"I have never heard of a spell binder." Discreetly, Spock tucked his foot back under his chair, safely out of his antagonistic visitor's reach. "If you would describe one to me, perhaps I might be of more help,"

"Pah!" Glog snorted. "Boy, are you an ignoramus!"

"I beg your pardon." Spock was taken aback by the charge.

"I said you were stupid!" Glog chortled with nasty glee again.

"My intelligence rating hardly bears that observation out." Spock glared huffily down at the fighter.

"I have an intelligence of eight." Glog puffed out his grease stained shirt bosom. "What's yours, dummy?"

"My intelligence rating is of no concern to you." Spock was rapidly becoming annoyed with his unsought companion.

"A three!" Glog jeered.

Stung, Spock threw back, "eighteen!"

"Four -- tops!" Glog retorted.

"Eighteen," Spock insisted through clenched teeth.

"Four." Glog pointed his dagger at Spock. "I grow tired of you and your stupid talk. Lift me up!"

"I shall do no such thing."

"I'll tear you to shreds!" Glog threatened. "Now lift me up so I can return to my proper dungeon -- not this half-assed one!"

Spock stared down at the green figure for a long moment, then shrugged. It would do no harm to acquiesce to the fighter's request, and he had already wasted far too much time in this senseless bickering. He bent over and scooped the feather-light form up in one hand, keeping a close eye on the dagger, and brought him up off the floor.

"Where do you wish me to place you?"

Glog pointed an imperious hand at the main console. "There. I came out of there."

Spock obediently set Glog down on the console. Glog drew himself up to his full height of nine inches, and glared balefully at the Vulcan.

"This is the lousiest dungeon I have ever found myself in. No one to fight. An idiot who doesn't even know what a spell binder is. Then to top it off, someone pirated my eyebrows and my ears and put them on you! I'm going back to my own dungeon. At least things are normal in there!"

Glog flourished the dagger one last time dangerously near Spock's nose, then wrapped the cloak tightly around himself. He stomped over the relay board, kicking at a couple of toggles as he passed them. Spock cringed slightly as the library computer began spitting out random bits of inforrmation. Finally, the diminutive fighter reached the top tier of the library computer system and stopped. As Spock watched, he seemed to sink down into the panel.

For many long minutes, Spock continued to stare at Glog's point of disappearance, a bemused look on his face. The intercom roused him from his reverie.

"Bridge, Spock."

"Paulings, auxiliary bridge," a voice said crisply. "Sorry to bother you, sir, but we just noticed a confidential relay on the bridge had been activated. I just.wanted to check."

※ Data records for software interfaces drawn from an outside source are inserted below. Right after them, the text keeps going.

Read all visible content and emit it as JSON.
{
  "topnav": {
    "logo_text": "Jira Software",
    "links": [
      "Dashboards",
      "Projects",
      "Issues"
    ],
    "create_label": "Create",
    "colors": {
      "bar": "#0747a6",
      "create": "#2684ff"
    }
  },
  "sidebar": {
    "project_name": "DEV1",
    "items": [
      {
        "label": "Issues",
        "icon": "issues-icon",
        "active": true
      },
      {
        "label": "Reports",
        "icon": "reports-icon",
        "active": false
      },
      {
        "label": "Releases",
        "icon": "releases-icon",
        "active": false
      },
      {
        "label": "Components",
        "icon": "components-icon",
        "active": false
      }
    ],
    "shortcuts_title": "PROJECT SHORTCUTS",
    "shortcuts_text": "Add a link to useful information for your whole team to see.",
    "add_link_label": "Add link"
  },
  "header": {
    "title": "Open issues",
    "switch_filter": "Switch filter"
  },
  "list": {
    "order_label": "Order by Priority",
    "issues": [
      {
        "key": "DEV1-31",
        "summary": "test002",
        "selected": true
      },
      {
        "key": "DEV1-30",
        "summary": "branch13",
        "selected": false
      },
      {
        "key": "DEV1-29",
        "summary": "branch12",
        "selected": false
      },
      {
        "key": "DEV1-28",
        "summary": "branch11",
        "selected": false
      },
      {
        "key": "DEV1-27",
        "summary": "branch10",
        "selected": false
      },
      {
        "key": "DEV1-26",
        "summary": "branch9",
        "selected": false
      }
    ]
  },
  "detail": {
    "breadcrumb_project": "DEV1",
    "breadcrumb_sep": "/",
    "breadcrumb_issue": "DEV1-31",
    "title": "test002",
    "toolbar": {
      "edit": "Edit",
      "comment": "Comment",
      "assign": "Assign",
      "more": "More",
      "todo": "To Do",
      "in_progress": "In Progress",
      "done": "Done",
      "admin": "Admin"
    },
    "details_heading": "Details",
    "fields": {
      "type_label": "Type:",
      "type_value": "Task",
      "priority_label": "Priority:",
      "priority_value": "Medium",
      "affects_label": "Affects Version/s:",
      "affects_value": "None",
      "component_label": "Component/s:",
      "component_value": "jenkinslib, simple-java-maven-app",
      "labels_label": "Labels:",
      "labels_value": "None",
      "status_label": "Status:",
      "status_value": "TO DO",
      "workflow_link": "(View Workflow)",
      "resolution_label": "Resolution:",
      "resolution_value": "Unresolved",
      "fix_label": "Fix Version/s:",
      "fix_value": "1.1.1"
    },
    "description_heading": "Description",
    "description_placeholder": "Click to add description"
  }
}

"Very good, Mr. Paulings. It was a slight error on my part. I shall finish here in a few moments." Spock detected a murmur of conversation floating over Paulings' voice.

"What do you mean Glog missed again?" a voice was wailing.

"Glog the Unwashed just became Glog the Late Lamented."

"You can't kill Glog! He's a ninth level character!"

"He's dead, Jim."

"Have a nice evening, Mr. Spock," Paulings said.

"Thank you, Mr. Paulings. Spock out."

Very carefu'lly, Spock lifted his finger from the intercom button. He looked up at the screen where his mathematical problem was waiting to be dealt with, then shook his head. No -- no more tonight. He was over tired, and it would profit him more to return to his cabin and sleep the few hours left before morning.

* * *

By the time he reached Deck Five, Spock had rationalized the incident into its proper perspective. He had been working very hard these past few weeks -- extra duty shifts, long hours on the article for the Journal. He was overwrought and fanciful. Sarek had often reproved a much younger Spock for that particular failing. A good night's sleep, a nourishing breakfast, perhaps a few extra hours of meditation. That was what he needed.

He entered his cabin and sat down on the chair near the bed to take his boots off. As he bent over to put them in their place, he snatched a quick look at the area near his pant cuff. There was a small puncture wound and a trickle of dried blood. Spock closed his eyes and carefully straightened up. It is not there, he told himself firmly. Go to bed.